SMILING new friends and a warm welcome for a story around a crackling campfire. It’s an idyllic scene some people will join this Christmas season thanks to the gift of virtual reality.
Medibank is trialling “Joy” virtual reality goggles to give lonely hospital patients virtual friends following research showing while Christmas generally is a time of family and fellowship, for some it is a time of sad isolation. This can be worse for people in hospital with no family to cheer them up and can have adverse health effects.
The lightweight goggles with in-built sound transport users to an animated world where they join a circle of six people around a campfire in the Australian bush, with a sleepy dog, a distant waterfall tumbling down an ochre mountain to a creek, blue sky and lush trees.
The images are designed to evoke inclusion and calmness. After a warm welcome, the group suggests the user pick one of five stories, ranging from 15 minutes to an hour.
The Google goggles with animation by virtual reality specialists Liminal are being trialled at St Andrews Hospital and hospitals in Sydney, Melbourne and Brisbane, with the aim of cheering people up to speed their recovery.
More may be sent out for year-round free use after Medibank assesses the trial. Medibank Chief Medical Officer Dr Linda Swan said the increased emphasis on family and togetherness at Christmas could heighten feelings of social isolation for some people.
She noted loneliness was linked to depressive symptoms, risk of cardiovascular issues, a weakened immune system and could worsen existing health conditions. “We want people in hospital to be in optimal condition to recover and this virtual reality experience is a carefully researched way to deal with feelings of loneliness,” Dr Swan said.
St Andrews Hospital patient Neville Dennis, 58, from Broken Hill, was the first in Adelaide to trial the goggles after being the first in Australia to undergo experimental heart valve repair this week.

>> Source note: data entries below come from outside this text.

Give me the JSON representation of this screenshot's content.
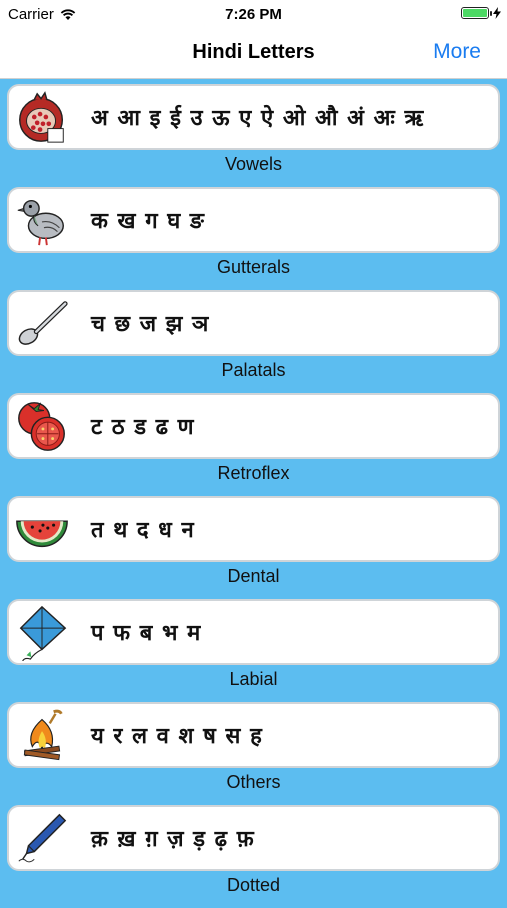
{
  "status": {
    "carrier": "Carrier",
    "time": "7:26 PM",
    "battery_level": 1.0
  },
  "nav": {
    "title": "Hindi Letters",
    "more_label": "More"
  },
  "groups": [
    {
      "letters": "अ आ इ ई उ ऊ ए ऐ ओ औ अं अः ऋ",
      "caption": "Vowels",
      "icon": "pomegranate-icon"
    },
    {
      "letters": "क ख ग घ ङ",
      "caption": "Gutterals",
      "icon": "pigeon-icon"
    },
    {
      "letters": "च छ ज झ ञ",
      "caption": "Palatals",
      "icon": "spoon-icon"
    },
    {
      "letters": "ट ठ ड ढ ण",
      "caption": "Retroflex",
      "icon": "tomato-icon"
    },
    {
      "letters": "त थ द ध न",
      "caption": "Dental",
      "icon": "watermelon-icon"
    },
    {
      "letters": "प फ ब भ म",
      "caption": "Labial",
      "icon": "kite-icon"
    },
    {
      "letters": "य र ल व श ष स ह",
      "caption": "Others",
      "icon": "fire-icon"
    },
    {
      "letters": "क़ ख़ ग़ ज़ ड़ ढ़ फ़",
      "caption": "Dotted",
      "icon": "pen-icon"
    }
  ]
}
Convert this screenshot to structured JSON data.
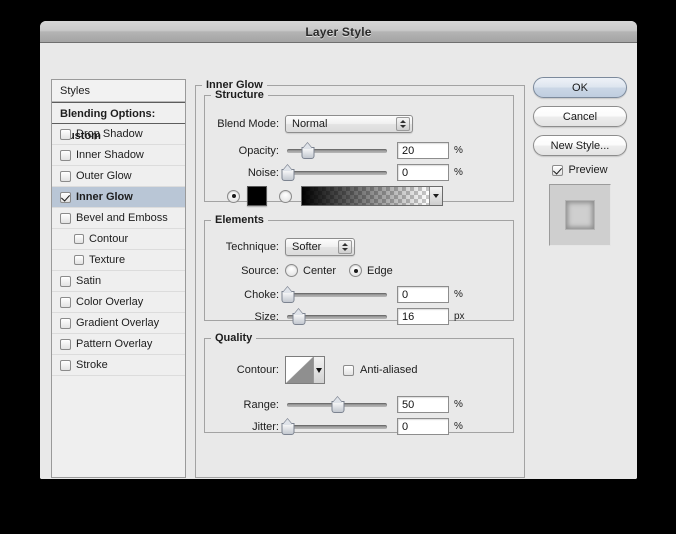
{
  "window": {
    "title": "Layer Style"
  },
  "sidebar": {
    "styles_label": "Styles",
    "blending_label": "Blending Options: Custom",
    "items": [
      {
        "label": "Drop Shadow",
        "checked": false,
        "indent": false,
        "selected": false
      },
      {
        "label": "Inner Shadow",
        "checked": false,
        "indent": false,
        "selected": false
      },
      {
        "label": "Outer Glow",
        "checked": false,
        "indent": false,
        "selected": false
      },
      {
        "label": "Inner Glow",
        "checked": true,
        "indent": false,
        "selected": true
      },
      {
        "label": "Bevel and Emboss",
        "checked": false,
        "indent": false,
        "selected": false
      },
      {
        "label": "Contour",
        "checked": false,
        "indent": true,
        "selected": false
      },
      {
        "label": "Texture",
        "checked": false,
        "indent": true,
        "selected": false
      },
      {
        "label": "Satin",
        "checked": false,
        "indent": false,
        "selected": false
      },
      {
        "label": "Color Overlay",
        "checked": false,
        "indent": false,
        "selected": false
      },
      {
        "label": "Gradient Overlay",
        "checked": false,
        "indent": false,
        "selected": false
      },
      {
        "label": "Pattern Overlay",
        "checked": false,
        "indent": false,
        "selected": false
      },
      {
        "label": "Stroke",
        "checked": false,
        "indent": false,
        "selected": false
      }
    ]
  },
  "main": {
    "group_title": "Inner Glow",
    "structure": {
      "title": "Structure",
      "blend_mode_label": "Blend Mode:",
      "blend_mode_value": "Normal",
      "opacity_label": "Opacity:",
      "opacity_value": "20",
      "opacity_unit": "%",
      "noise_label": "Noise:",
      "noise_value": "0",
      "noise_unit": "%",
      "fill_type": "gradient-row",
      "color_radio_selected": true,
      "gradient_radio_selected": false,
      "color_swatch_hex": "#000000"
    },
    "elements": {
      "title": "Elements",
      "technique_label": "Technique:",
      "technique_value": "Softer",
      "source_label": "Source:",
      "source_center_label": "Center",
      "source_edge_label": "Edge",
      "source_selected": "Edge",
      "choke_label": "Choke:",
      "choke_value": "0",
      "choke_unit": "%",
      "size_label": "Size:",
      "size_value": "16",
      "size_unit": "px"
    },
    "quality": {
      "title": "Quality",
      "contour_label": "Contour:",
      "anti_aliased_label": "Anti-aliased",
      "anti_aliased_checked": false,
      "range_label": "Range:",
      "range_value": "50",
      "range_unit": "%",
      "jitter_label": "Jitter:",
      "jitter_value": "0",
      "jitter_unit": "%"
    }
  },
  "right": {
    "ok_label": "OK",
    "cancel_label": "Cancel",
    "new_style_label": "New Style...",
    "preview_label": "Preview",
    "preview_checked": true
  },
  "sliders": {
    "opacity_pct": 20,
    "noise_pct": 0,
    "choke_pct": 0,
    "size_pct": 11,
    "range_pct": 50,
    "jitter_pct": 0
  }
}
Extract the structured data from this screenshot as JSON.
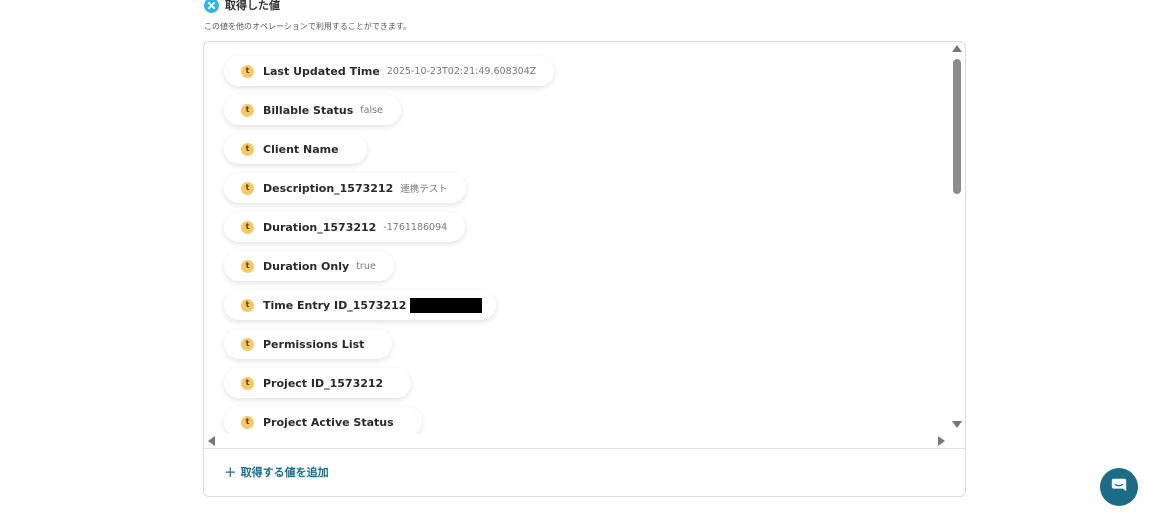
{
  "section": {
    "title": "取得した値",
    "description": "この値を他のオペレーションで利用することができます。"
  },
  "items": [
    {
      "label": "Last Updated Time",
      "value": "2025-10-23T02:21:49.608304Z"
    },
    {
      "label": "Billable Status",
      "value": "false"
    },
    {
      "label": "Client Name",
      "value": ""
    },
    {
      "label": "Description_1573212",
      "value": "連携テスト"
    },
    {
      "label": "Duration_1573212",
      "value": "-1761186094"
    },
    {
      "label": "Duration Only",
      "value": "true"
    },
    {
      "label": "Time Entry ID_1573212",
      "value": ""
    },
    {
      "label": "Permissions List",
      "value": ""
    },
    {
      "label": "Project ID_1573212",
      "value": ""
    },
    {
      "label": "Project Active Status",
      "value": ""
    }
  ],
  "item_icon_text": "t",
  "add_button": {
    "label": "取得する値を追加"
  },
  "colors": {
    "accent": "#1a6e8e",
    "item_icon_bg": "#f5c96a",
    "header_icon": "#2fb6e6",
    "chat_button": "#1b6c86"
  },
  "icons": {
    "header": "close-circle-icon",
    "item": "toggl-app-icon",
    "add": "plus-icon",
    "chat": "chat-bubble-icon"
  }
}
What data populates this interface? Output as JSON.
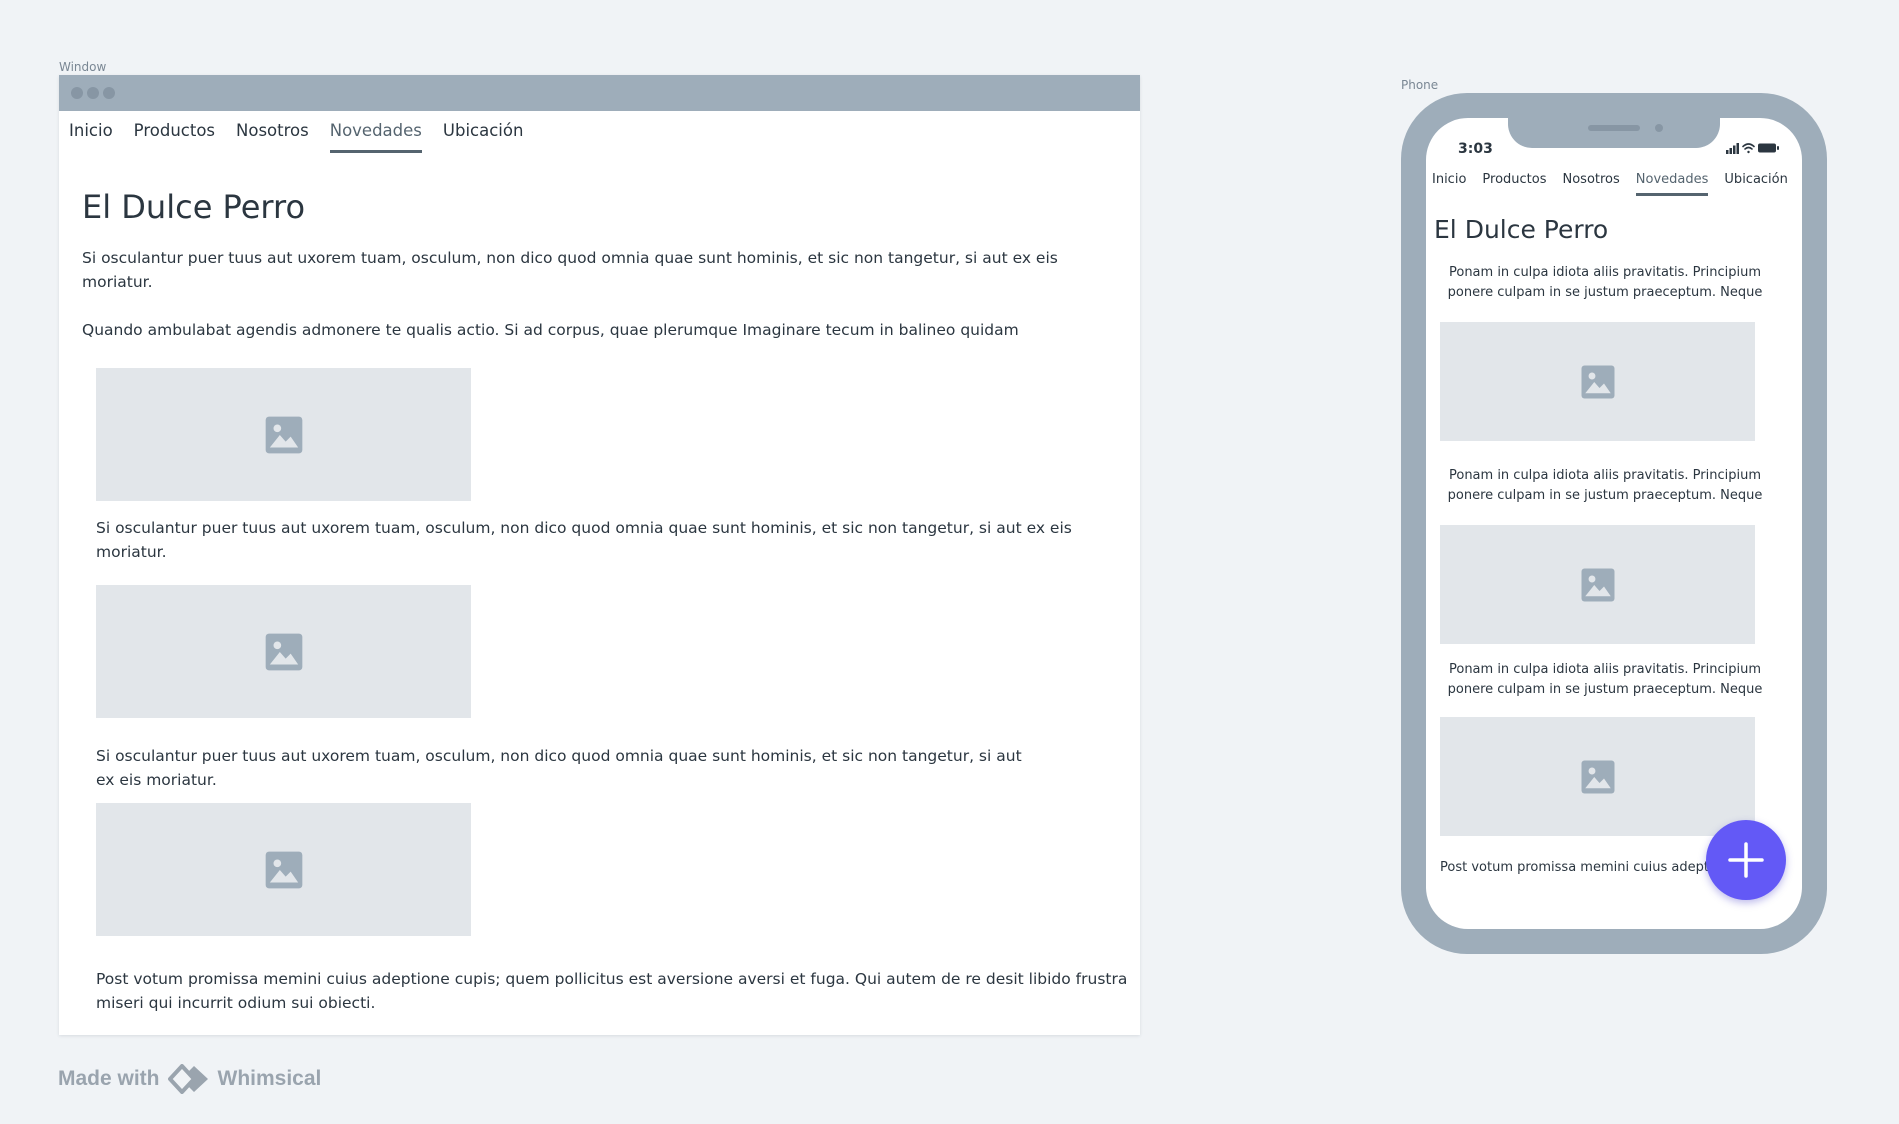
{
  "window": {
    "frame_label": "Window",
    "nav": [
      {
        "label": "Inicio"
      },
      {
        "label": "Productos"
      },
      {
        "label": "Nosotros"
      },
      {
        "label": "Novedades",
        "active": true
      },
      {
        "label": "Ubicación"
      }
    ],
    "title": "El Dulce Perro",
    "intro_1": "Si osculantur puer tuus aut uxorem tuam, osculum, non dico quod omnia quae sunt hominis, et sic non tangetur, si aut ex eis moriatur.",
    "intro_2": "Quando ambulabat agendis admonere te qualis actio. Si ad corpus, quae plerumque Imaginare tecum in balineo quidam",
    "caption_1": "Si osculantur puer tuus aut uxorem tuam, osculum, non dico quod omnia quae sunt hominis, et sic non tangetur, si aut ex eis moriatur.",
    "caption_2a": "Si osculantur puer tuus aut uxorem tuam, osculum, non dico quod omnia quae sunt hominis, et sic non tangetur, si aut",
    "caption_2b": "ex eis moriatur.",
    "closing": "Post votum promissa memini cuius adeptione cupis; quem pollicitus est aversione aversi et fuga. Qui autem de re desit libido frustra miseri qui incurrit odium sui obiecti."
  },
  "phone": {
    "frame_label": "Phone",
    "time": "3:03",
    "nav": [
      {
        "label": "Inicio"
      },
      {
        "label": "Productos"
      },
      {
        "label": "Nosotros"
      },
      {
        "label": "Novedades",
        "active": true
      },
      {
        "label": "Ubicación"
      }
    ],
    "title": "El Dulce Perro",
    "paragraph": "Ponam in culpa idiota aliis pravitatis. Principium ponere culpam in se justum praeceptum. Neque",
    "closing": "Post votum promissa memini cuius adeptione"
  },
  "footer": {
    "made_with": "Made with",
    "brand": "Whimsical"
  },
  "colors": {
    "frame": "#9eadba",
    "placeholder": "#e2e6ea",
    "placeholder_icon": "#9eadba",
    "accent": "#6359f6",
    "text": "#2b3640"
  },
  "icons": {
    "image_placeholder": "image-icon",
    "fab": "plus-icon",
    "status": [
      "signal-icon",
      "wifi-icon",
      "battery-icon"
    ],
    "logo": "whimsical-logo-icon"
  }
}
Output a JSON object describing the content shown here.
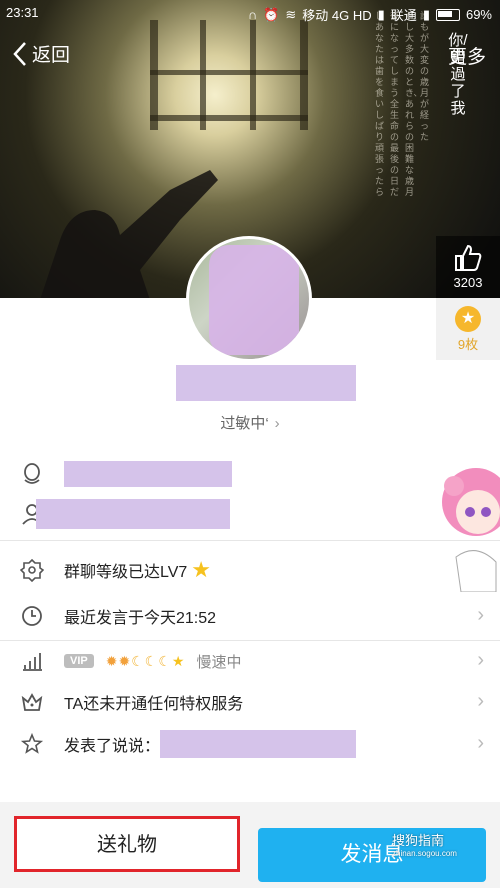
{
  "status_bar": {
    "time": "23:31",
    "carrier1": "移动 4G HD",
    "carrier2": "联通",
    "battery": "69%"
  },
  "nav": {
    "back_label": "返回",
    "more_label": "更多"
  },
  "cover": {
    "vertical_text": "你/錯過了我",
    "poem_lines": [
      "誰もが大変の歳月が経った",
      "かし大多数のとき、あれらの困難な歳月",
      "後になってしまう全生命の最後の日だ",
      "しあなたは歯を食いしばり頑張ったら"
    ]
  },
  "side_panel": {
    "like_count": "3203",
    "medal_count": "9枚"
  },
  "profile": {
    "status_text": "过敏中‘"
  },
  "info_rows": {
    "group_level": "群聊等级已达LV7",
    "last_speak": "最近发言于今天21:52",
    "vip_label": "VIP",
    "speed_text": "慢速中",
    "privilege_text": "TA还未开通任何特权服务",
    "posted_label": "发表了说说："
  },
  "actions": {
    "gift_label": "送礼物",
    "message_label": "发消息"
  },
  "watermark": {
    "title": "搜狗指南",
    "url": "zhinan.sogou.com"
  }
}
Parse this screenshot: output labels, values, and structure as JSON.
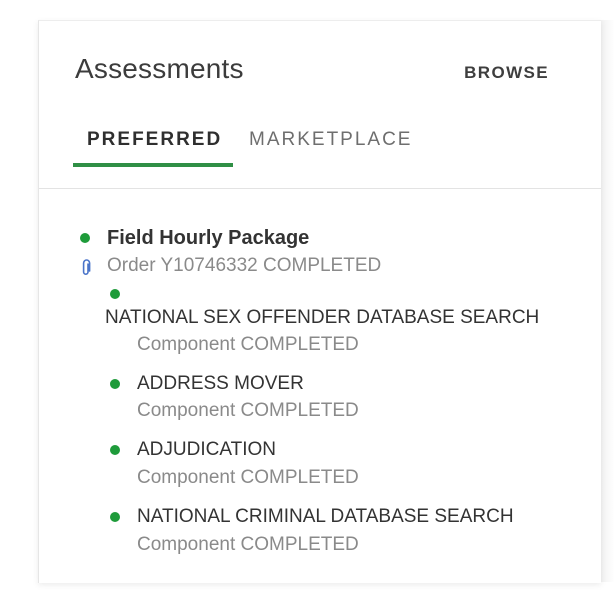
{
  "header": {
    "title": "Assessments",
    "browse_label": "BROWSE"
  },
  "tabs": [
    {
      "label": "PREFERRED",
      "active": true
    },
    {
      "label": "MARKETPLACE",
      "active": false
    }
  ],
  "package": {
    "name": "Field Hourly Package",
    "order_text": "Order Y10746332 COMPLETED",
    "status_color": "#1e9b3a"
  },
  "components": [
    {
      "name": "NATIONAL SEX OFFENDER DATABASE SEARCH",
      "status": "Component COMPLETED"
    },
    {
      "name": "ADDRESS MOVER",
      "status": "Component COMPLETED"
    },
    {
      "name": "ADJUDICATION",
      "status": "Component COMPLETED"
    },
    {
      "name": "NATIONAL CRIMINAL DATABASE SEARCH",
      "status": "Component COMPLETED"
    }
  ],
  "colors": {
    "accent": "#2f8f45",
    "status_dot": "#1e9b3a",
    "attachment_icon": "#4a74c9"
  },
  "icons": {
    "attachment": "paperclip-icon",
    "status": "status-dot-icon"
  }
}
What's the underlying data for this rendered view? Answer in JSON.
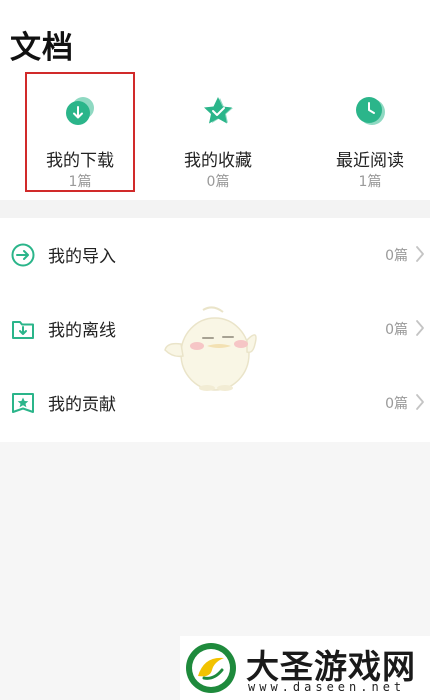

Instead of open-heart surgery, a team gained access to his heart via his groin and neck to repair the mitral valve and he only stayed in hospital overnight. “It’s been quite a 48 hours for firsts,” he said. “The goggles are wonderful, it was a really calming feeling and drew me into the story in a lovely way. Instead of staying in hospital about a week for the valve repair I just stayed overnight and played with these goggles – thank goodness for private health insurance.”
The move follows Medibank research showing about 140,000 South Australians face spending Christmas alone, and 89 per cent of those who had been patients recently felt loneliness worsened their physical and mental wellbeing while in hospital.